No one wants to engage with messy, hard-to-read content. A great way to clean up your copy is to utilize paragraph breaks. Instead of displaying your copy in one large text block, break it into smaller chunks of information. This is proven to increase engagement because it is easier to consume.

Bullet points or numbered lists are a great way to share a large amount of information in one post. If the caption is starting to get long, start off with a strong, attention-grabbing one liner, and then move into a segmented chunk of more information.

Example:

Keep hashtags to a minimum—the shorter the better. Hashtags can be hard to read and can make a tweet look clunky. Consider limiting your hashtag use to one per post.

If a hashtag doesn’t directly fit into your post, don’t force one. Hashtags are not essential to each post, but they can be helpful for added context in some situations. If you are going to use a hashtag, try to incorporate it into a sentence. See examples below.

“Welcome to the #ILLINOIS family!”
“Four years. Free tuition. That’s #IllinoisCommitment, and it’s a standing offer.”

Link to the university hashtag list: https://bit.ly/3DiNenk

7. Holiday guide

There are many holidays that are recognized by different religions and cultures. We want our content and celebrations to be accessible and welcoming to our entire community, not just a fraction. This means we share holiday content very sparingly.

Choosing which holidays to acknowledge can be a difficult decision to make. There are countless events to celebrate each and every year and we cannot make a post dedicated to each one. 

We want to showcase holidays our whole audience can participate in, appreciate, and enjoy. 

Referencing Holidays

Oftentimes when referencing a holiday, like Halloween, we will create content that reflects the main theme of the holiday or time of year as opposed to explicitly saying “Happy Halloween.” This helps ensure the posts are respectful and engaging to our entire community.

Examples of past holiday posts: 

Fall Break:

We’re thankful for you, Illini.

Thank you for all your hard work. Thank you for your dedication. Thank you for doing your part. You earned this. We hope you have a safe and restful Fall Break!

Winter holidays: 

Merry & bright. ✨ 

Wherever you spend winter break, we hope it is filled with health, happiness and plenty of holiday cheer.
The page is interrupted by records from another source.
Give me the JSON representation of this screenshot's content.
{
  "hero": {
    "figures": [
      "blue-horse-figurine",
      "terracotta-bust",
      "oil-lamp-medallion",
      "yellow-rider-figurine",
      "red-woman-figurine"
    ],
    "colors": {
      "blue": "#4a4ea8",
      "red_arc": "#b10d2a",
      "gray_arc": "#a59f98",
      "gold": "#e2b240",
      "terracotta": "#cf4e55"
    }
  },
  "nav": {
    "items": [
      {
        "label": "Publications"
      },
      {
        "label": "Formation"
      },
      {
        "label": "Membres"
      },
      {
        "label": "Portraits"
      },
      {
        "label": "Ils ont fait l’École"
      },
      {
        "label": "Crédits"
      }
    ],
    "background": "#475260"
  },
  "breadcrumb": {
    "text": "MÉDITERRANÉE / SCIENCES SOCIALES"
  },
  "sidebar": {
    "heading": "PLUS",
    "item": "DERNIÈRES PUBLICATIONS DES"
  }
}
(We also usually have the Chancellor’s holiday video.)

Pride Month:

This month, and all year, we stand with our students, artists, athletes, faculty, scholars, innovators, staff, alumni, fans and all of our Illini in the LGBTQIA+ community. 🏳️‍🌈

Juneteenth:

Juneteenth is the time to reflect on the abolition of slavery and raise the voices of our Black community.

Last year the Altgeld Chimes held a Juneteenth concert titled “Amplify Their Voices: A Celebration of BIPOC Musicians,” which included the rendition of “We Shall Overcome” from the concert.